Adapting the brood frame
An empty brood frame was adapted to take the Jenter cage. Two vertical wooden struts were fixed to the frame so that the kit would push-fit in place. (A second frame was also made for use later in the operation).
To prepare the frame for use the central part (where the Jenter would eventually go) was fitted with a push-fit small frame containing worker foundation. The two outside areas were left empty so that the bees would build drone comb.
This frame was place in frame position 4 in the chosen colony in the third week of March so that drones would be available at the end of April.
The Jenter Cage
In the third week in June this special brood frame was removed and the central mini frame, now containing worker brood, was exchanged for the Jenter cage. The frame was replaced in the hive for the next 24 hours so that the bees would become familiar with the Jenter cage.
The mini frame with the worker brood was placed in the second brood frame (prepared as above) and placed at the edge of the brood nest (frame 7).
Transferring the royal larvae
At 10 am the Jenter cells containing the royal larvae, which were hardy visible, were removed and fitted to the plastic plugs on the cell bar frame. This was then immediately replaced in the Harden box and left for 10 days. A check was made after 5 days to ascertain if indeed any queen cells had been formed. A check was also made on the open brood frame just in case queen cells had been started here. The lower photo shows that only 5 queens cells were formed on the bottom cell bar.
Making up the nucs
On the 12th day 5 three frame nucs were made up. Each nuc consisting of one frame of sealed brood sandwiched between two frames of pollen. A queen cell was introduced to each nuc on the 14th day; the queen emerging two days later.
The overall timetableA timetable summarizes the method as a pop-up
Introducing the Queen
The next day at 6 pm the queen was found and sealed in the Jenter cage.
(It is important that there are no workers in the cage otherwise the queen could be attacked and killed. It is difficult to understand why the workers would want to attack their own queen but this has been learnt by experience.)
Exactly 24 hours later again at 6 pm the queen was removed after laying up the kit with eggs.
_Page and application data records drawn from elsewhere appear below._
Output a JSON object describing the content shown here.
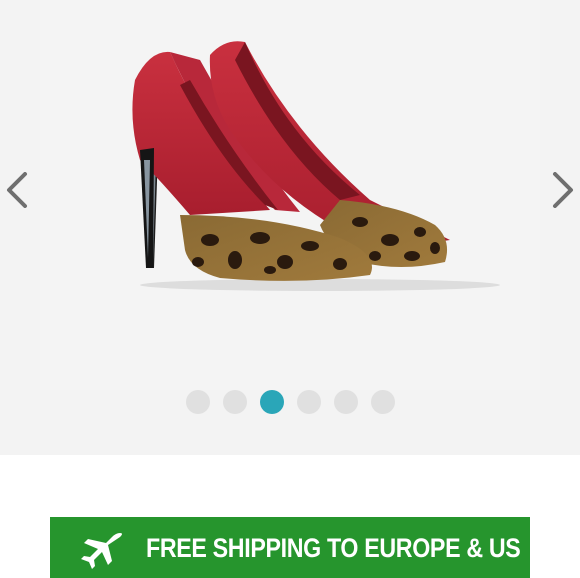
{
  "gallery": {
    "image_alt": "Red suede pointed-toe stiletto pumps with leopard print toe cap",
    "dot_count": 6,
    "active_index": 2,
    "prev_icon": "chevron-left-icon",
    "next_icon": "chevron-right-icon"
  },
  "banner": {
    "icon": "airplane-icon",
    "text": "FREE SHIPPING TO EUROPE & US",
    "background": "#26952d"
  },
  "colors": {
    "dot_active": "#2aa6b8",
    "dot_inactive": "#e0e0e0"
  }
}
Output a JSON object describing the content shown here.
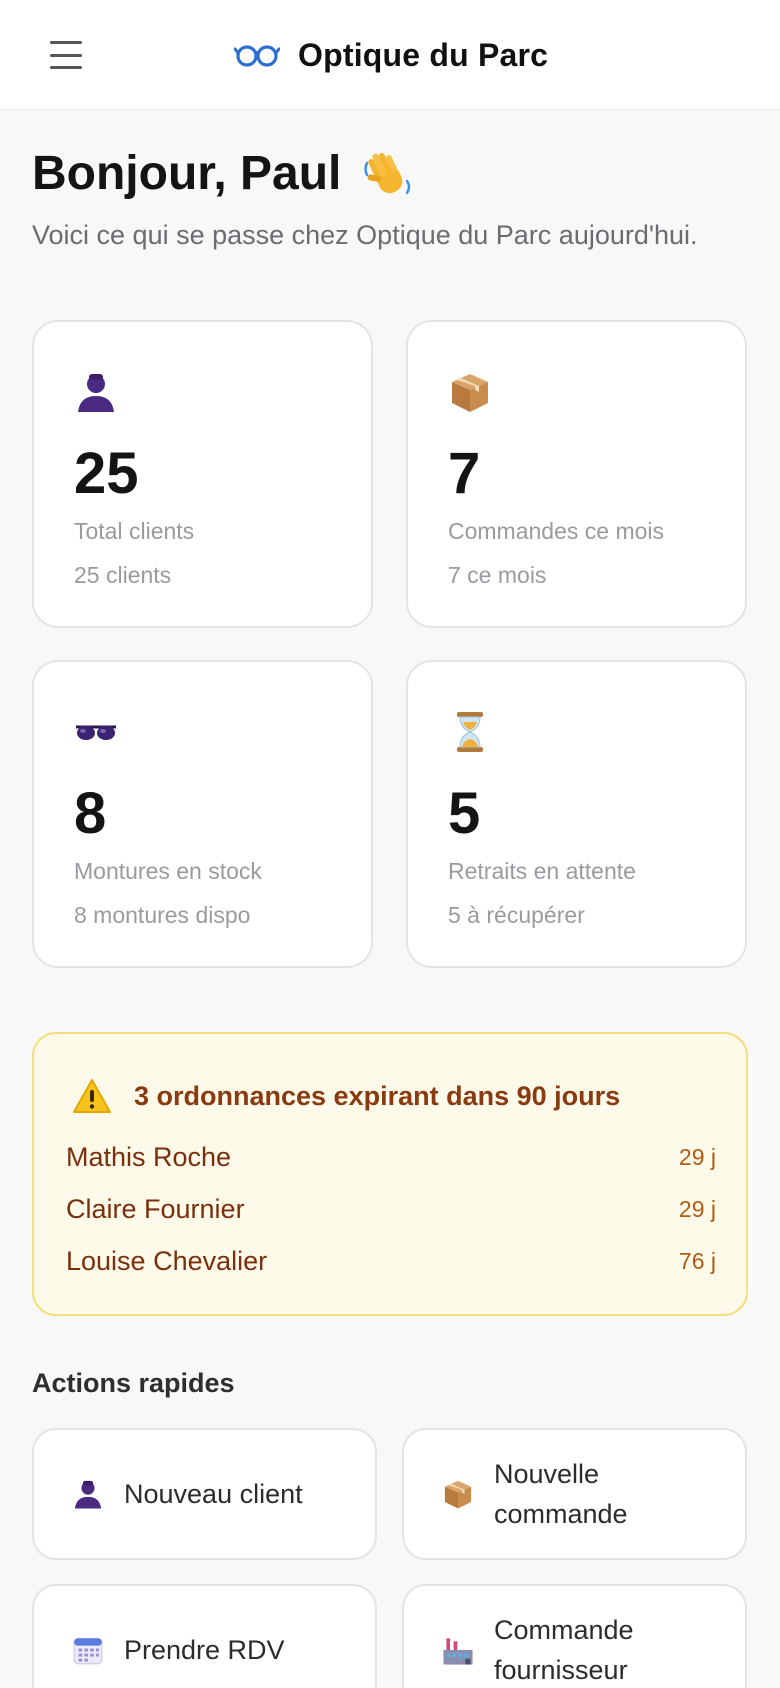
{
  "header": {
    "menu_icon": "hamburger-icon",
    "logo_icon": "glasses-icon",
    "title": "Optique du Parc"
  },
  "greeting": {
    "title": "Bonjour, Paul",
    "emoji_icon": "waving-hand-icon",
    "subtitle": "Voici ce qui se passe chez Optique du Parc aujourd'hui."
  },
  "stats": [
    {
      "icon": "person-icon",
      "value": "25",
      "label": "Total clients",
      "sub": "25 clients"
    },
    {
      "icon": "package-icon",
      "value": "7",
      "label": "Commandes ce mois",
      "sub": "7 ce mois"
    },
    {
      "icon": "sunglasses-icon",
      "value": "8",
      "label": "Montures en stock",
      "sub": "8 montures dispo"
    },
    {
      "icon": "hourglass-icon",
      "value": "5",
      "label": "Retraits en attente",
      "sub": "5 à récupérer"
    }
  ],
  "alert": {
    "icon": "warning-icon",
    "title": "3 ordonnances expirant dans 90 jours",
    "items": [
      {
        "name": "Mathis Roche",
        "days": "29 j"
      },
      {
        "name": "Claire Fournier",
        "days": "29 j"
      },
      {
        "name": "Louise Chevalier",
        "days": "76 j"
      }
    ]
  },
  "quick_actions": {
    "title": "Actions rapides",
    "items": [
      {
        "icon": "person-icon",
        "label": "Nouveau client"
      },
      {
        "icon": "package-icon",
        "label": "Nouvelle commande"
      },
      {
        "icon": "calendar-icon",
        "label": "Prendre RDV"
      },
      {
        "icon": "factory-icon",
        "label": "Commande fournisseur"
      }
    ]
  },
  "colors": {
    "accent": "#2d6fd0",
    "alert_bg": "#fefaea",
    "alert_border": "#f6dd7e",
    "alert_text": "#8a3a10",
    "icon_purple": "#4b2a82"
  }
}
The frame was replaced in the brood nest and left for 3 days and overnight.
A one day old egg seen standing upright in a Jenter cell